A new partnership between the Morehouse School of Medicine and a pharmaceutical company will focus on access to medical care in the Black community. GPB’s Ellen Eldridge has more.

A man in gloves tests a patient for HIV

Reggie Batiste, left, program manager with AIDS Healthcare Foundation, administers a free HIV test as part of National HIV Testing Day, Thursday, June 27, 2013, in Atlanta.

Credit: AP Photo/David Goldman

Gilead Sciences Inc. is awarding $4.5 million in grants over the next three years to the Satcher Health Leadership Institute at Morehouse School of Medicine and Xavier University in Louisiana, with a particular focus on HIV testing, treatment and care.

The California-based biopharmaceutical company focuses on researching and developing antiviral drugs used in the treatment of HIV/AIDS, hepatitis B, hepatitis C, influenza, and COVID-19, which all disproportionately affect communities of color. Gilead was recently named the No. 1 overall philanthropic funder of HIV/AIDS programs by Funders Concerned About AIDS.

Disadvantaged and disinvested communities are disproportionately affected by public health crises, Gilead said in its recent report, HIV in the time of COVID-19: Leaving No One Behind to Truly End the HIV Epidemic.

Health care systems continue to fail to reach those most at risk, leading to heavier disease burdens and worse health outcomes, the report said, adding that "a truly effective public health response requires a deep recognition of the impact that pervasive inequities have on health and well-being, including HIV-related health outcomes and quality of life."

Daniel Dawes with Morehouse said the grant money will go toward addressing the social as well as the political determinants of health because these are the instigators when it comes to structural barriers that prevent underrepresented communities' ability to address their HIV care continuum needs.

Atlanta-based HIV researcher Dr. Melanie Thompson said she is not surprised at the disparity as it again appeared with the monkeypox outbreak in Atlanta.

"I wish I could say I was shocked by this; I'm extremely concerned about it," Thompson said. "But the most cynical part of me says it's just another day in Georgia."

She explained that the demographics of people with HIV who present with new HIV diagnoses, 73% are Black and only about 13% are white.

"The disproportionate impact on this community is no surprise, and it's been that way for decades," Thompson said. "But it is not really getting better. And monkeypox, again, raises the veil on the disparities that occur in our health system."

The Centers for Disease Control and Prevention put out a goal of reducing new HIV infections in the United States by 75% in 2025 and 90% in 2030.

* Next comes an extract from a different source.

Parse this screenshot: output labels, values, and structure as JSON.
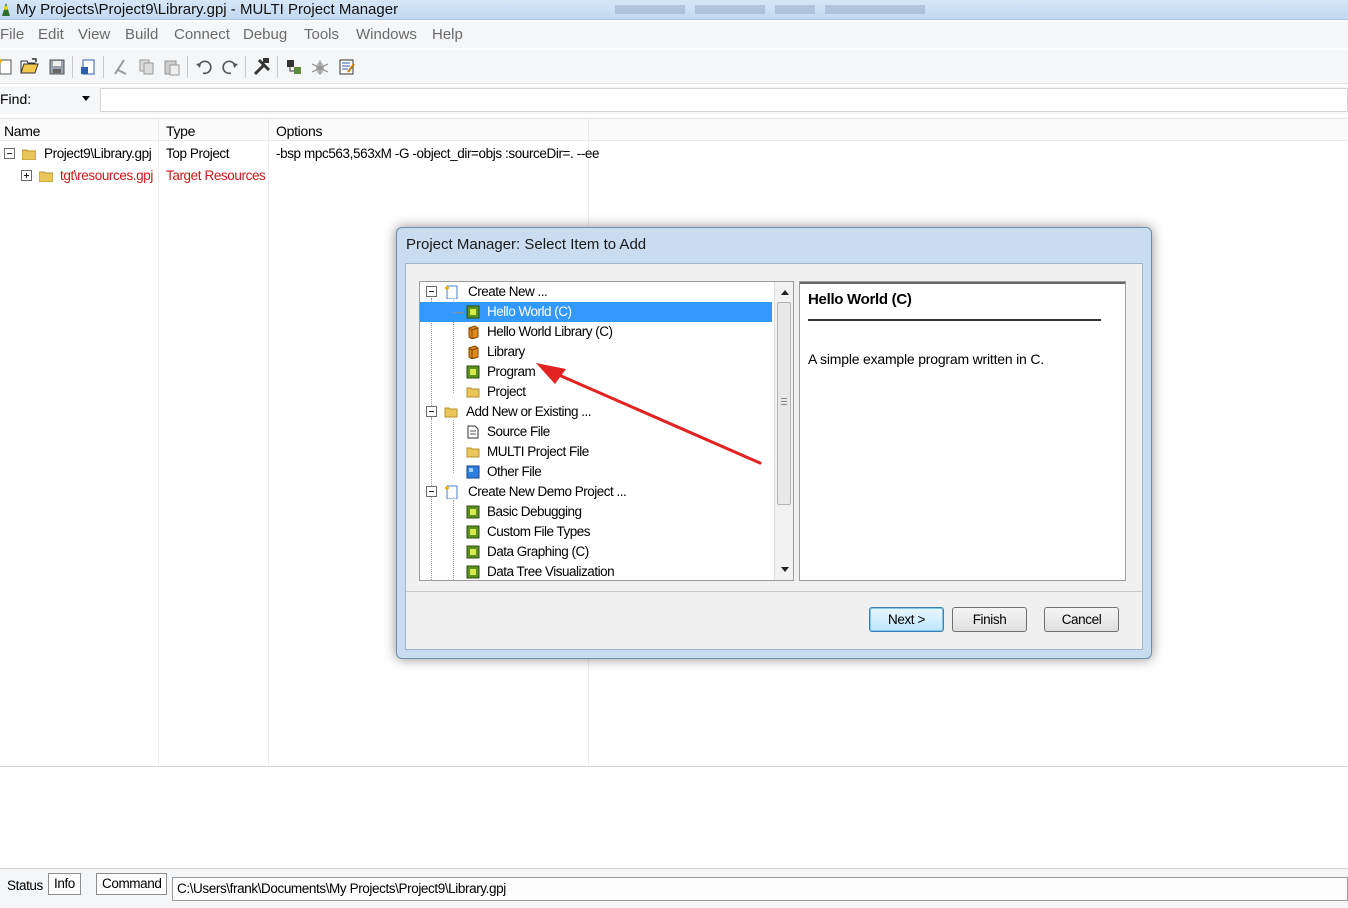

"So, you know, when you think about it, we're in 2022," Dawes said. "We really have a lot to get done so that we can realize those really audacious goals to ending the HIV epidemic in the United States."

Data from the Georgia Department of Health found that there were 2,500 people in Georgia who were diagnosed with HIV in 2019, and there were almost 1,100 diagnoses of HIV or AIDS during that time period, Dawes said.

So, instead of slowing down the spread of preventable disease, Dawes noted cases were again rising.

"And so we recognized that, again, things were picking up," he said. "What were we going to do? We have limited research, understanding, (about) HIV, AIDS and COVID-19, for instance. What exactly is going on?"

To help with the problem of a lack of data, Morehouse partnered last year to launch of the Health Equity Tracker, a comprehensive data platform that can highlight and address the impact of COVID-19 and other diseases on the Black, Indigenous, Latinx, Asian, Pacific Islander, and other vulnerable and marginalized communities.

The Health Equity Tracker is the premiere Health Equity-focused data visualization solution, capable of tracking multiple conditions and determinants that have impacted COVID-19 outcomes and exacerbated health inequities. Built as a forward looking, scalable platform, the Health Equity Tracker can ingest multiple data sets ranging from social and political determinants of health, demographics, and other variables — resulting in a novel, comparative approach to assessing and conceptualizing health inequities.

"We are firmly about creating systemic change," Dawes said. "You'll see that as part of our health equity tracker, we don't have any data on HIV/AIDS yet, but we are hoping that this initiative is going to help us to basically get our hands on that data."

The goal is to create the data sets from which information can help communities who are impacted by the HIV epidemic as well as the ongoing COVID pandemic, he said.

Dawes said they want to make sure those at highest risk of contracting monkeypox also have what they need when they need it, so that they can more effectively advocate for desperately needed resources.

Thompson said public health is dramatically underfunded and understaffed and has been for decades.

"That really erodes our ability to handle these outbreaks," Thompson said. "And, you know, I think monkeypox shows us just how little we have learned from the disaster that is COVID that is still going on. Unfortunately, we have put Band-Aids in many places without building out the appropriate infrastructure that we need. So we need to focus on building out the infrastructure to handle these kinds of outbreaks, epidemics, pandemics."